**Task details**:
Take the entries below and retype them word for word, excluding the images.

**Data records for software interfaces**:
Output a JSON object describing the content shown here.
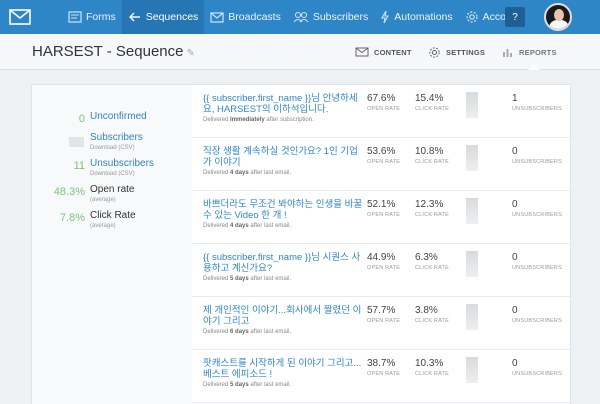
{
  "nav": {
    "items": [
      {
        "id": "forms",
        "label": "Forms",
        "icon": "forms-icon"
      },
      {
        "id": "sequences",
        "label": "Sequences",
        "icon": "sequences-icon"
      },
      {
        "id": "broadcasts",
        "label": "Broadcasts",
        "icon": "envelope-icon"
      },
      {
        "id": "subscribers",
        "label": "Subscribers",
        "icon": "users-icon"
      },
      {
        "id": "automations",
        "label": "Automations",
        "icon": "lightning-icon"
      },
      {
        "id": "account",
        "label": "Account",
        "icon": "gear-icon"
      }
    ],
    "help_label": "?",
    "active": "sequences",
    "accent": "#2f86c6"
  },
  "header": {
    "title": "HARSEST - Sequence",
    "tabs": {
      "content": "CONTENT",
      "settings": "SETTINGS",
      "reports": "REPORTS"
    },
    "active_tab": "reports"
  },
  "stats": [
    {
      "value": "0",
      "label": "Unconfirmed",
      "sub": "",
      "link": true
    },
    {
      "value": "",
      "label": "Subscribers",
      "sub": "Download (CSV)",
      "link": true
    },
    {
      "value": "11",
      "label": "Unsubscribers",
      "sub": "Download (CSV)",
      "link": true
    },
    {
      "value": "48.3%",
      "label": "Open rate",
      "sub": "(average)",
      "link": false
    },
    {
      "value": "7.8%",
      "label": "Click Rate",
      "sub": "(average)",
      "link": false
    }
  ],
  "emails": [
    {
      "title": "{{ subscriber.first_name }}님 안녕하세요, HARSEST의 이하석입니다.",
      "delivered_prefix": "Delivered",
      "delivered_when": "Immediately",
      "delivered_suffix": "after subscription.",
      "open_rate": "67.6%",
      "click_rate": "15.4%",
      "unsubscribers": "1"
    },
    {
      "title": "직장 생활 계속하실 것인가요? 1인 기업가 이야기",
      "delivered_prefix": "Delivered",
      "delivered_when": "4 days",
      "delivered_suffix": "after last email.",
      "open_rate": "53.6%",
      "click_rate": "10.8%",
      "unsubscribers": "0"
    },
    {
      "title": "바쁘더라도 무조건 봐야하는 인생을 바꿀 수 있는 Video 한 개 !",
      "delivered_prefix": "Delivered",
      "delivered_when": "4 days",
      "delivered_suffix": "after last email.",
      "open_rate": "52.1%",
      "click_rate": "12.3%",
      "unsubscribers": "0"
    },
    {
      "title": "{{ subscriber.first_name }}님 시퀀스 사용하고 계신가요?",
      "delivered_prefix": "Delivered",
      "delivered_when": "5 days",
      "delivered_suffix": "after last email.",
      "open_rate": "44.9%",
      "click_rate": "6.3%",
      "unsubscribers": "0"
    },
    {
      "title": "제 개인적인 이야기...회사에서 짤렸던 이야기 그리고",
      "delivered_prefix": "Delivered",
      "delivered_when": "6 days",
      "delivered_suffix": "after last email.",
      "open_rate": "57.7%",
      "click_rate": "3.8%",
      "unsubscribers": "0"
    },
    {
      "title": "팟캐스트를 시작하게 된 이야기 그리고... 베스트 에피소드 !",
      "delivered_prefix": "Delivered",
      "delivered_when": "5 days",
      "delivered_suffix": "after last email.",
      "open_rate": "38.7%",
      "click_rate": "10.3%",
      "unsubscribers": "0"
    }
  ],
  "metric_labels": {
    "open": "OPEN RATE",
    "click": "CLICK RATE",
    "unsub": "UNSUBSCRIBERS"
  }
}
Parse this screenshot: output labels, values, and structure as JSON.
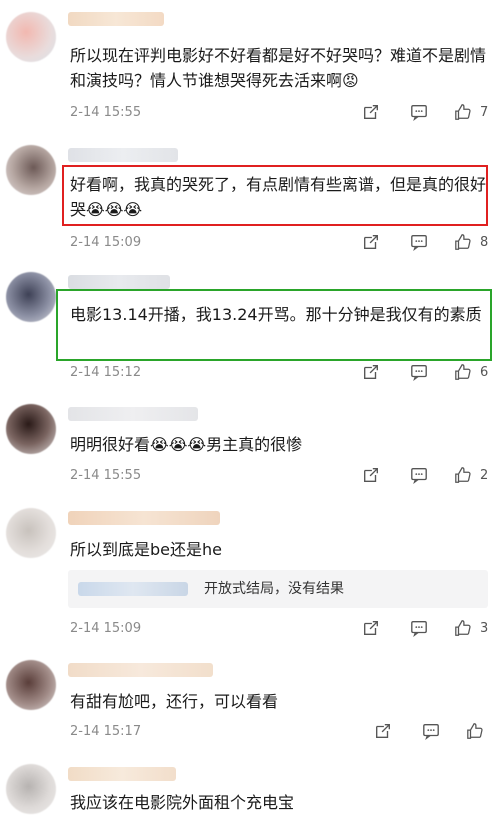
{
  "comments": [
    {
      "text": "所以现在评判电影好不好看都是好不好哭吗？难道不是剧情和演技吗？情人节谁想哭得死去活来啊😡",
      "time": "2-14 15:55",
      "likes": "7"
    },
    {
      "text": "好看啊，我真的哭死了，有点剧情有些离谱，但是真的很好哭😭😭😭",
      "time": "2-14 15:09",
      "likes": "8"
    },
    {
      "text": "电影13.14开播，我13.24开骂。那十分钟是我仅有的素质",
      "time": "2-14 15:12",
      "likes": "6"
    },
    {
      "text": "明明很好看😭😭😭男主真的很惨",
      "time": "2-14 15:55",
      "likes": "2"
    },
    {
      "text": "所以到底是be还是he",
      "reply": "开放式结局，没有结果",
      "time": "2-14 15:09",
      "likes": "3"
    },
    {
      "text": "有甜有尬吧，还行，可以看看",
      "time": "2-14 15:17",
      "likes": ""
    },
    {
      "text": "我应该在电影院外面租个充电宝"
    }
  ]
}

**Expected answer**:
Output a JSON object describing the content shown here.
{
  "nav": {
    "items": [
      {
        "id": "forms",
        "label": "Forms",
        "icon": "forms-icon"
      },
      {
        "id": "sequences",
        "label": "Sequences",
        "icon": "sequences-icon"
      },
      {
        "id": "broadcasts",
        "label": "Broadcasts",
        "icon": "envelope-icon"
      },
      {
        "id": "subscribers",
        "label": "Subscribers",
        "icon": "users-icon"
      },
      {
        "id": "automations",
        "label": "Automations",
        "icon": "lightning-icon"
      },
      {
        "id": "account",
        "label": "Account",
        "icon": "gear-icon"
      }
    ],
    "help_label": "?",
    "active": "sequences",
    "accent": "#2f86c6"
  },
  "header": {
    "title": "HARSEST - Sequence",
    "tabs": {
      "content": "CONTENT",
      "settings": "SETTINGS",
      "reports": "REPORTS"
    },
    "active_tab": "reports"
  },
  "stats": [
    {
      "value": "0",
      "label": "Unconfirmed",
      "sub": "",
      "link": true
    },
    {
      "value": "",
      "label": "Subscribers",
      "sub": "Download (CSV)",
      "link": true
    },
    {
      "value": "11",
      "label": "Unsubscribers",
      "sub": "Download (CSV)",
      "link": true
    },
    {
      "value": "48.3%",
      "label": "Open rate",
      "sub": "(average)",
      "link": false
    },
    {
      "value": "7.8%",
      "label": "Click Rate",
      "sub": "(average)",
      "link": false
    }
  ],
  "emails": [
    {
      "title": "{{ subscriber.first_name }}님 안녕하세요, HARSEST의 이하석입니다.",
      "delivered_prefix": "Delivered",
      "delivered_when": "Immediately",
      "delivered_suffix": "after subscription.",
      "open_rate": "67.6%",
      "click_rate": "15.4%",
      "unsubscribers": "1"
    },
    {
      "title": "직장 생활 계속하실 것인가요? 1인 기업가 이야기",
      "delivered_prefix": "Delivered",
      "delivered_when": "4 days",
      "delivered_suffix": "after last email.",
      "open_rate": "53.6%",
      "click_rate": "10.8%",
      "unsubscribers": "0"
    },
    {
      "title": "바쁘더라도 무조건 봐야하는 인생을 바꿀 수 있는 Video 한 개 !",
      "delivered_prefix": "Delivered",
      "delivered_when": "4 days",
      "delivered_suffix": "after last email.",
      "open_rate": "52.1%",
      "click_rate": "12.3%",
      "unsubscribers": "0"
    },
    {
      "title": "{{ subscriber.first_name }}님 시퀀스 사용하고 계신가요?",
      "delivered_prefix": "Delivered",
      "delivered_when": "5 days",
      "delivered_suffix": "after last email.",
      "open_rate": "44.9%",
      "click_rate": "6.3%",
      "unsubscribers": "0"
    },
    {
      "title": "제 개인적인 이야기...회사에서 짤렸던 이야기 그리고",
      "delivered_prefix": "Delivered",
      "delivered_when": "6 days",
      "delivered_suffix": "after last email.",
      "open_rate": "57.7%",
      "click_rate": "3.8%",
      "unsubscribers": "0"
    },
    {
      "title": "팟캐스트를 시작하게 된 이야기 그리고... 베스트 에피소드 !",
      "delivered_prefix": "Delivered",
      "delivered_when": "5 days",
      "delivered_suffix": "after last email.",
      "open_rate": "38.7%",
      "click_rate": "10.3%",
      "unsubscribers": "0"
    }
  ],
  "metric_labels": {
    "open": "OPEN RATE",
    "click": "CLICK RATE",
    "unsub": "UNSUBSCRIBERS"
  }
}
Parse this screenshot: output labels, values, and structure as JSON.
{
  "comments": [
    {
      "text": "所以现在评判电影好不好看都是好不好哭吗？难道不是剧情和演技吗？情人节谁想哭得死去活来啊😡",
      "time": "2-14 15:55",
      "likes": "7"
    },
    {
      "text": "好看啊，我真的哭死了，有点剧情有些离谱，但是真的很好哭😭😭😭",
      "time": "2-14 15:09",
      "likes": "8"
    },
    {
      "text": "电影13.14开播，我13.24开骂。那十分钟是我仅有的素质",
      "time": "2-14 15:12",
      "likes": "6"
    },
    {
      "text": "明明很好看😭😭😭男主真的很惨",
      "time": "2-14 15:55",
      "likes": "2"
    },
    {
      "text": "所以到底是be还是he",
      "reply": "开放式结局，没有结果",
      "time": "2-14 15:09",
      "likes": "3"
    },
    {
      "text": "有甜有尬吧，还行，可以看看",
      "time": "2-14 15:17",
      "likes": ""
    },
    {
      "text": "我应该在电影院外面租个充电宝"
    }
  ]
}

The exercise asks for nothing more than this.